That will be the church gathered triumphant, visible forever, in the future after the coming of the Lord Jesus Christ. But we can’t see that now.
And of course, the present world-wide church we can’t see now. You know, one of the poignant things that ministers that get to visit other countries to do ministry alongside of missionaries experience is when you leave, having done that mission work, you’re not sure whether you will ever see those Christians again until glory. And it’s always a poignant thing when you leave and you say, “Brother, I hope I’ll see you again here, but if I don’t, I’ll see you in glory.” Because we can’t be all over the world at once. We can’t see that expression of the saints all around the world. But they’re there.
And then there’s the persecuted church. Sometimes the church is so persecuted you can’t see them at all, even if you’re in the country. You remember fifty years ago Maoist Communists were certain that they were going to stamp out Christianity in China, and then the veil was lifted in the early 1990’s, and what did we find? More than 50 million – some say 100 million – Christians! Where did they come from? Where were they all this time? We hadn’t seen them, but God’s Spirit was working. Where the Spirit is, there is the church. So the church is not always visible to us, but its unity is real, just as the work of the Spirit is real.
And so when God tells us that there is one body because there is one Spirit, we remember that, yes, we want to visibly express that unity; but that even when because of our finiteness we don’t see all that unity, and even when because of our fallen-ness we don’t express that unity, yet God has created a reality of unity that cannot be destroyed, cannot be dissolved, and which will persevere at the end of time. And it’s our desire in the local congregation to express that unity that the Spirit has given to us, especially through humility and patience and tolerance and forbearance, and love.
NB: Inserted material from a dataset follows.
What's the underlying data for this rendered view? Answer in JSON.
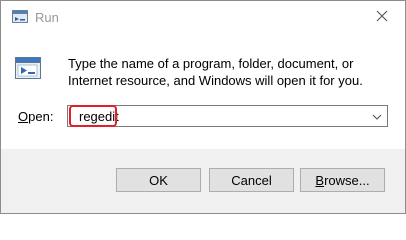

And then outside the bounds of the visible church, by cooperating with other gospel Christians, Christians with whom we may have significant doctrinal differences but with whom we share a common embrace of the glorious gospel, a common embrace of the person and work of the Lord Jesus Christ, and with whom we can in good conscience engage and work together in various ways, so we seek to express that invisible unity which cannot be dissolved via the visible church.
Now, that’s a long footnote in the sermon. But it’s an important footnote; it’s not something we talk about very often. We’ll come back to the exposition next week, especially picking up in verse 5 and see if we can get through verses 5 and 6 the next week.
Let’s look to God in prayer.
Heavenly Father, we thank You for Your word. We pray that You would make us mindful of the blessing that it is to be united to Jesus Christ and with Him be united to all who are united to Jesus Christ. We love it, Lord God, that we have brothers and sisters that we have never met, from far away places in lands distant and different from ours – people from every tribe and tongue and people and nation – friends in Christ who are different from us in various ways.
But Lord, we don’t just love You in the abstract and love the church in the abstract like this. We love it in the concrete, the concrete reality of this local church where You have brought people that are very, very different together. Lord God, make us to express our visible unity more in love, in humility, in patience, in forbearance, in tolerance for one another, that we might be diligent to preserve the unity of the Spirit in the bond of peace. This we ask in Jesus’ name. Amen.
[Congregational hymn: Blest Be the Tie That Binds]
Grace, mercy, and peace to you from God the Father and our Lord Jesus Christ. Amen.